• Work to complete
Repeat the data below with no changes.

• App and web page records
============================================================

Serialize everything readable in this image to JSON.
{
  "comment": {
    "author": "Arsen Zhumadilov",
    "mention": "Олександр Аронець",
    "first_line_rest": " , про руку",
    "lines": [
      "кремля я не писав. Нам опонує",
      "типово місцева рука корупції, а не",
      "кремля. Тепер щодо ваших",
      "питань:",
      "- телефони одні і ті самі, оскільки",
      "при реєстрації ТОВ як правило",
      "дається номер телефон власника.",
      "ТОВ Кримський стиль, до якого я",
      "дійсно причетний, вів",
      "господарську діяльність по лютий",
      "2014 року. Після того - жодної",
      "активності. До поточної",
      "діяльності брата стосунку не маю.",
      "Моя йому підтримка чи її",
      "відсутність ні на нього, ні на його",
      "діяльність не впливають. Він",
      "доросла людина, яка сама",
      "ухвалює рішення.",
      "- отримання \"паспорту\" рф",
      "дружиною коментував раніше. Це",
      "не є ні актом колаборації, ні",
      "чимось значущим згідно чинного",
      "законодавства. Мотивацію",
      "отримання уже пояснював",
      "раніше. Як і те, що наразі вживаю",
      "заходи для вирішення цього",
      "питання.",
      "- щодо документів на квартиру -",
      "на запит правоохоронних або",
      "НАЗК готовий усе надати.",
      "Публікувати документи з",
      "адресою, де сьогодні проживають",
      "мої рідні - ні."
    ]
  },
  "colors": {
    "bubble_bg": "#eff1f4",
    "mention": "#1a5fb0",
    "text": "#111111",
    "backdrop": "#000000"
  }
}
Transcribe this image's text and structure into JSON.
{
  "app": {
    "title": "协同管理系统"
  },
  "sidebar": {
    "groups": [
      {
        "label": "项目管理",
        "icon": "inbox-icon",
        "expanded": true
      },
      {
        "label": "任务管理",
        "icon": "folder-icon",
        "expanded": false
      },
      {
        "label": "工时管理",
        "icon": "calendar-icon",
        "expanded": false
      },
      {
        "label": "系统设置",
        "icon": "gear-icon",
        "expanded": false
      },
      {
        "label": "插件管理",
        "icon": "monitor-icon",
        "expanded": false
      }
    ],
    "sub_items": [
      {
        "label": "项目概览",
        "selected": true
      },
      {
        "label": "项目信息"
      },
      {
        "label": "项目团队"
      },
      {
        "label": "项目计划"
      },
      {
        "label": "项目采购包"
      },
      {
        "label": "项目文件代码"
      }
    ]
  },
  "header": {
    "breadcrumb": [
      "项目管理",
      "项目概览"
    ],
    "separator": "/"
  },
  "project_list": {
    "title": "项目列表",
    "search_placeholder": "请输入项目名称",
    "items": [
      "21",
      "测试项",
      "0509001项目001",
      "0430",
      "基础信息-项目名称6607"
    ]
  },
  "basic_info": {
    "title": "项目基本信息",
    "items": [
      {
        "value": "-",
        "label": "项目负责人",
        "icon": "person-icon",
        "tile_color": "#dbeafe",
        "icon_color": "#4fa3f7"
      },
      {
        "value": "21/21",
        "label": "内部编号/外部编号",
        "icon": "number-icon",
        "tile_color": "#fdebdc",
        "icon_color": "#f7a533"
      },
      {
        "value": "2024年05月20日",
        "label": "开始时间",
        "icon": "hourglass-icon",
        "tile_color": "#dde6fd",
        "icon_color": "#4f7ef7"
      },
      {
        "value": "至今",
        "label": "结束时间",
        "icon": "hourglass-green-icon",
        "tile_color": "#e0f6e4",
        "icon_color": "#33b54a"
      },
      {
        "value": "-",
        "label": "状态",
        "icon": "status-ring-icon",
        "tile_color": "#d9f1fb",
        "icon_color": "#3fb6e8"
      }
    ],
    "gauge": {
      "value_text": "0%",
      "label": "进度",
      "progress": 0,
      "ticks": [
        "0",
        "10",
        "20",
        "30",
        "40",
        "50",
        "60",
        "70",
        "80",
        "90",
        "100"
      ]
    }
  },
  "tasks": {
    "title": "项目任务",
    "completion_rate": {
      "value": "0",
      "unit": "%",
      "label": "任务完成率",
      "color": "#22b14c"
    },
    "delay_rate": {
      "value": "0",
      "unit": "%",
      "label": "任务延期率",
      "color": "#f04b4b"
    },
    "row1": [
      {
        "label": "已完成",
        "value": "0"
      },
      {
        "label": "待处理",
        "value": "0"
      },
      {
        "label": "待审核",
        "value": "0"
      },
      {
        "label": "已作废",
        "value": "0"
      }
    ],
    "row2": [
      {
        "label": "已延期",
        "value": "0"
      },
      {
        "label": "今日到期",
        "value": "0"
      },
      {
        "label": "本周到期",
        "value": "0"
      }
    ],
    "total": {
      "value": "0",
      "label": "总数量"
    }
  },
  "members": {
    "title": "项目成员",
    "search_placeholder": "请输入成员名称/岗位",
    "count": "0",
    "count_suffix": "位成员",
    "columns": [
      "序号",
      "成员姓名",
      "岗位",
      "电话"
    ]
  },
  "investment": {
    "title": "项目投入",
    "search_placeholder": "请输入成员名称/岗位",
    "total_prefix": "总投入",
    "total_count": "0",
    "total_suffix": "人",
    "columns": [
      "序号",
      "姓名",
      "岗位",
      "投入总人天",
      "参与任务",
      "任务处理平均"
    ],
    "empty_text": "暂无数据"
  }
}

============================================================

• Answer section
Serialize everything readable in this image to JSON.
{
  "comment": {
    "author": "Arsen Zhumadilov",
    "mention": "Олександр Аронець",
    "first_line_rest": " , про руку",
    "lines": [
      "кремля я не писав. Нам опонує",
      "типово місцева рука корупції, а не",
      "кремля. Тепер щодо ваших",
      "питань:",
      "- телефони одні і ті самі, оскільки",
      "при реєстрації ТОВ як правило",
      "дається номер телефон власника.",
      "ТОВ Кримський стиль, до якого я",
      "дійсно причетний, вів",
      "господарську діяльність по лютий",
      "2014 року. Після того - жодної",
      "активності. До поточної",
      "діяльності брата стосунку не маю.",
      "Моя йому підтримка чи її",
      "відсутність ні на нього, ні на його",
      "діяльність не впливають. Він",
      "доросла людина, яка сама",
      "ухвалює рішення.",
      "- отримання \"паспорту\" рф",
      "дружиною коментував раніше. Це",
      "не є ні актом колаборації, ні",
      "чимось значущим згідно чинного",
      "законодавства. Мотивацію",
      "отримання уже пояснював",
      "раніше. Як і те, що наразі вживаю",
      "заходи для вирішення цього",
      "питання.",
      "- щодо документів на квартиру -",
      "на запит правоохоронних або",
      "НАЗК готовий усе надати.",
      "Публікувати документи з",
      "адресою, де сьогодні проживають",
      "мої рідні - ні."
    ]
  },
  "colors": {
    "bubble_bg": "#eff1f4",
    "mention": "#1a5fb0",
    "text": "#111111",
    "backdrop": "#000000"
  }
}
Transcribe this image's text and structure into JSON.
{
  "app": {
    "title": "协同管理系统"
  },
  "sidebar": {
    "groups": [
      {
        "label": "项目管理",
        "icon": "inbox-icon",
        "expanded": true
      },
      {
        "label": "任务管理",
        "icon": "folder-icon",
        "expanded": false
      },
      {
        "label": "工时管理",
        "icon": "calendar-icon",
        "expanded": false
      },
      {
        "label": "系统设置",
        "icon": "gear-icon",
        "expanded": false
      },
      {
        "label": "插件管理",
        "icon": "monitor-icon",
        "expanded": false
      }
    ],
    "sub_items": [
      {
        "label": "项目概览",
        "selected": true
      },
      {
        "label": "项目信息"
      },
      {
        "label": "项目团队"
      },
      {
        "label": "项目计划"
      },
      {
        "label": "项目采购包"
      },
      {
        "label": "项目文件代码"
      }
    ]
  },
  "header": {
    "breadcrumb": [
      "项目管理",
      "项目概览"
    ],
    "separator": "/"
  },
  "project_list": {
    "title": "项目列表",
    "search_placeholder": "请输入项目名称",
    "items": [
      "21",
      "测试项",
      "0509001项目001",
      "0430",
      "基础信息-项目名称6607"
    ]
  },
  "basic_info": {
    "title": "项目基本信息",
    "items": [
      {
        "value": "-",
        "label": "项目负责人",
        "icon": "person-icon",
        "tile_color": "#dbeafe",
        "icon_color": "#4fa3f7"
      },
      {
        "value": "21/21",
        "label": "内部编号/外部编号",
        "icon": "number-icon",
        "tile_color": "#fdebdc",
        "icon_color": "#f7a533"
      },
      {
        "value": "2024年05月20日",
        "label": "开始时间",
        "icon": "hourglass-icon",
        "tile_color": "#dde6fd",
        "icon_color": "#4f7ef7"
      },
      {
        "value": "至今",
        "label": "结束时间",
        "icon": "hourglass-green-icon",
        "tile_color": "#e0f6e4",
        "icon_color": "#33b54a"
      },
      {
        "value": "-",
        "label": "状态",
        "icon": "status-ring-icon",
        "tile_color": "#d9f1fb",
        "icon_color": "#3fb6e8"
      }
    ],
    "gauge": {
      "value_text": "0%",
      "label": "进度",
      "progress": 0,
      "ticks": [
        "0",
        "10",
        "20",
        "30",
        "40",
        "50",
        "60",
        "70",
        "80",
        "90",
        "100"
      ]
    }
  },
  "tasks": {
    "title": "项目任务",
    "completion_rate": {
      "value": "0",
      "unit": "%",
      "label": "任务完成率",
      "color": "#22b14c"
    },
    "delay_rate": {
      "value": "0",
      "unit": "%",
      "label": "任务延期率",
      "color": "#f04b4b"
    },
    "row1": [
      {
        "label": "已完成",
        "value": "0"
      },
      {
        "label": "待处理",
        "value": "0"
      },
      {
        "label": "待审核",
        "value": "0"
      },
      {
        "label": "已作废",
        "value": "0"
      }
    ],
    "row2": [
      {
        "label": "已延期",
        "value": "0"
      },
      {
        "label": "今日到期",
        "value": "0"
      },
      {
        "label": "本周到期",
        "value": "0"
      }
    ],
    "total": {
      "value": "0",
      "label": "总数量"
    }
  },
  "members": {
    "title": "项目成员",
    "search_placeholder": "请输入成员名称/岗位",
    "count": "0",
    "count_suffix": "位成员",
    "columns": [
      "序号",
      "成员姓名",
      "岗位",
      "电话"
    ]
  },
  "investment": {
    "title": "项目投入",
    "search_placeholder": "请输入成员名称/岗位",
    "total_prefix": "总投入",
    "total_count": "0",
    "total_suffix": "人",
    "columns": [
      "序号",
      "姓名",
      "岗位",
      "投入总人天",
      "参与任务",
      "任务处理平均"
    ],
    "empty_text": "暂无数据"
  }
}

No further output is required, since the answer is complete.